• Problem requirements: For the word "this", find each line in the entries where it occurs and copy that line.

Segment Start: Supplied entries

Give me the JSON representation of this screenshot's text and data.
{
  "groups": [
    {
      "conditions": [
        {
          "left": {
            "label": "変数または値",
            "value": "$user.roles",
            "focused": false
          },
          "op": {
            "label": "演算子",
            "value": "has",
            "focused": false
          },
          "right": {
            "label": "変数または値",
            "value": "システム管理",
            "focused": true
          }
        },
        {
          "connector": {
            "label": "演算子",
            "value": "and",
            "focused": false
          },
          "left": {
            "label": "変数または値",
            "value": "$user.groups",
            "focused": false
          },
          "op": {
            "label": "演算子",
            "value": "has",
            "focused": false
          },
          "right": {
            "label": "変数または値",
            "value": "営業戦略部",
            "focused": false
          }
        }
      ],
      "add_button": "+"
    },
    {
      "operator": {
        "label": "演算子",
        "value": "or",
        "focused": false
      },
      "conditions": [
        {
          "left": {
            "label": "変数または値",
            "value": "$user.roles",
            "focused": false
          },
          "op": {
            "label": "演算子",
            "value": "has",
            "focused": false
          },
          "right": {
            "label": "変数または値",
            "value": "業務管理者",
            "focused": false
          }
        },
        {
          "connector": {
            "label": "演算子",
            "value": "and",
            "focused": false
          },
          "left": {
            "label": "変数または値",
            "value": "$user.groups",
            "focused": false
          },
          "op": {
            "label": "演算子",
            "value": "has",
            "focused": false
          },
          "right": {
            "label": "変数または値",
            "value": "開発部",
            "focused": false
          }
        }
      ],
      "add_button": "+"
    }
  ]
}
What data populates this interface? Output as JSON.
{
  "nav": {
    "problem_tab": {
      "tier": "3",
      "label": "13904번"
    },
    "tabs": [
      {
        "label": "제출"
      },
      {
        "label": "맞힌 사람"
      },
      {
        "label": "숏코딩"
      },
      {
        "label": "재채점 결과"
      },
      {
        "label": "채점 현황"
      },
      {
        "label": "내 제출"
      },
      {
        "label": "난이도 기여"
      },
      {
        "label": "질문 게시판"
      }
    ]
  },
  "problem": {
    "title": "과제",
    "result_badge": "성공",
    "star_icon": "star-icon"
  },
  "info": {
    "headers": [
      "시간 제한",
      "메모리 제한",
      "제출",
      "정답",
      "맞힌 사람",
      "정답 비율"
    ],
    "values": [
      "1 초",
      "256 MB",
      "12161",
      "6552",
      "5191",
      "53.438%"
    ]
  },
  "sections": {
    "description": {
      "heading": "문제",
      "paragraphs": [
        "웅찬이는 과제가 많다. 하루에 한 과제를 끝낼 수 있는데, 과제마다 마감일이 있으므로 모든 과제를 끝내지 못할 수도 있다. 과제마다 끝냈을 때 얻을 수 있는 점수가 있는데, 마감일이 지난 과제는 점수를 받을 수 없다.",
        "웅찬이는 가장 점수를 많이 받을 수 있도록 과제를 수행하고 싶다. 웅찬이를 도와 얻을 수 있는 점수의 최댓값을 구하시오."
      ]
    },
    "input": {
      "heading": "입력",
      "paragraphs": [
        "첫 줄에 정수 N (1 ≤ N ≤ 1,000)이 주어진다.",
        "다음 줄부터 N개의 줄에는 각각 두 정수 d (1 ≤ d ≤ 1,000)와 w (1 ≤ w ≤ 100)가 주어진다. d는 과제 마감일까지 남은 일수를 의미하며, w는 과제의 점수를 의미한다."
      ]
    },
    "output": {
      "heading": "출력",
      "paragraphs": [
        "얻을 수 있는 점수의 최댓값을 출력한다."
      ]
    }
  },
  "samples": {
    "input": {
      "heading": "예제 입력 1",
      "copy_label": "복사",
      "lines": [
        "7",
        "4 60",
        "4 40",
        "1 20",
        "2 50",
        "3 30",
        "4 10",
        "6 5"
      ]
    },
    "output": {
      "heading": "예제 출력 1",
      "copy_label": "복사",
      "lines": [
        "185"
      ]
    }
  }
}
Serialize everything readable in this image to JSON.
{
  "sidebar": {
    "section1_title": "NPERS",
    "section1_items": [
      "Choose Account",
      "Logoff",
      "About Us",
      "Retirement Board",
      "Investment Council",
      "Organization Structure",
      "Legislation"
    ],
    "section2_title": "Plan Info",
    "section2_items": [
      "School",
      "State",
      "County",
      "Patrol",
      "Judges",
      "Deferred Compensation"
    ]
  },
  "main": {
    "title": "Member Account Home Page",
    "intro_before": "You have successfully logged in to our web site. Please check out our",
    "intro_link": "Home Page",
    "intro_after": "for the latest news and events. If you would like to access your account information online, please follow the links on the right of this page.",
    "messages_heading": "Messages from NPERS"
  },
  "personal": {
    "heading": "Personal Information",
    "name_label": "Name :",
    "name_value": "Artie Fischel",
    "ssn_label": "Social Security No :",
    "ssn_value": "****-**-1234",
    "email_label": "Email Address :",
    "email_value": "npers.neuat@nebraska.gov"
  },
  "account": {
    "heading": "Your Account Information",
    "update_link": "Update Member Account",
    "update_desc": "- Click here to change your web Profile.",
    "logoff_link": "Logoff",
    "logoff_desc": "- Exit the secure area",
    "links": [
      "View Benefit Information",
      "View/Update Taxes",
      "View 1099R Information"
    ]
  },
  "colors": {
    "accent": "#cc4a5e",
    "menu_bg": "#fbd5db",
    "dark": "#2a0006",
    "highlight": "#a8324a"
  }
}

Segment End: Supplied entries

• Result:
Give me the JSON representation of this screenshot's text and data.
What data populates this interface? Output as JSON.
Serialize everything readable in this image to JSON.
    "intro_after": "for the latest news and events. If you would like to access your account information online, please follow the links on the right of this page.",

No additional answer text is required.